The busses, daily transportation for the Nicaraguan masses, include new Russian busses burning subsidized gasoline, which, like other aid, comes from Venezuela.
Arturo Cruz, former ambassador of Nicaragua to the United States under Ortega, says the leader has moved over the years from socialism to pragmatic populism.
ARTURO CRUZ JR., former Nicaraguan ambassador to the United States: When you have a government that has access to the Venezuelan resources, and uses them with a certain margin of discretion, they can be very effective in doing multiple things which are small for you and me, but that are huge for most Nicaraguans.
BAYARDO ARCE, Ortega administration (through translator): If Venezuela had not given us a credit to buy oil, I don’t see how this country would have survived under any government.
RAY SUAREZ: Bayardo Arce was one of the military leaders of the Nicaraguan revolution, and today is the Ortega government’s top economic adviser.
BAYARDO ARCE (through translator): And the energy problem, which was our main headache as we tried to attract foreign investment, was resolved by Venezuela when it invested in generating plants, and the power outages came to an end.
RAY SUAREZ: The opposition is large and split eight ways.
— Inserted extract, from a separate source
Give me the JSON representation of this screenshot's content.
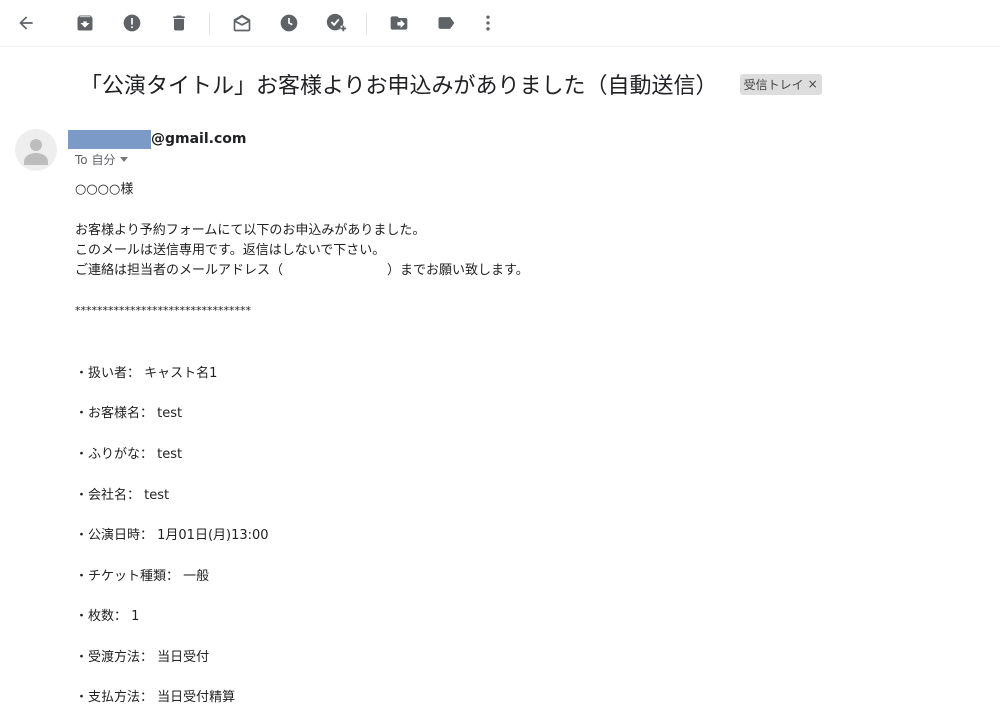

Pre-election polls put Gadea as the leading opposition, about 10 points behind Ortega.
Though Gadea is one of the most conservative politicians on the ballot, he’s won the endorsement of some of the left’s leading lights from the 1980s, including Ernesto Cardenal, the renowned poet and former Sandinista minister of culture.
Another old ally-turned-opponent of Ortega and the Sandinista Front is writer and women’s rights activist Sofia Montenegro.
Did you support the revolution in the 1970s and 1980s?
SOFIA MONTENEGRO, political activist: Yes, absolutely, but there is nothing left of the revolution in Daniel Ortega now. I mean, I think he has failed.
RAY SUAREZ: Montenegro has a long litany of complaints against the president, but chief among them, Ortega’s aggressive bid to court church support by imposing one of Latin America’s toughest abortion bans, even outlawing therapeutic abortions, when pregnancy threatens a woman’s life.
SOFIA MONTENEGRO: The decision of — to reposition himself as a Christian is funny, I mean, in the sense that it’s inauthentic and nobody buys it.
RAY SUAREZ: Last week, on the fifth anniversary of the law’s enactment, thousands of women gathered in protests on the streets of Managua, just 10 days before the election.
(CHEERING AND APPLAUSE)
RAY SUAREZ: Continuing religious appeals begun in his last campaign, Ortega invited the nation’s press to broadcast the award of the country’s highest civilian honor to a local priest.
He was joined by Miguel Obando y Bravo, who, 25 years ago, supported the Contras fighting with American help to bring down the Sandinista regime.
Arturo Cruz sees Ortega joining a long line of Latin American leaders putting personality and power over party.
ARTURO CRUZ JR.: And it’s not the FSLN. People now vote for Daniel Ortega. And — and now that amount of voters is increasing, in part because probably you cannot define him any longer ideologically. He’s much more of a traditional politician, closer to the Catholic Church. He believes more or less now in the — in the traditional symbols.
RAY SUAREZ: As part of that ideological shift, Ortega has actively courted U.S. and foreign business investments in Nicaragua. Cruz says, if he wins again, the Sandinista leader could now be in power for a long, long time. But others caution that Nicaraguans distrust pollsters, and the opposition may be stronger than anyone realizes.
Its politics shaped by revolution and civil war, tribal, dominated by a handful of famous families and outsized personalities, Nicaragua heads to the polls Sunday.
JEFFREY BROWN: Ray’s next report from Nicaragua will look at its efforts to combat pneumonia.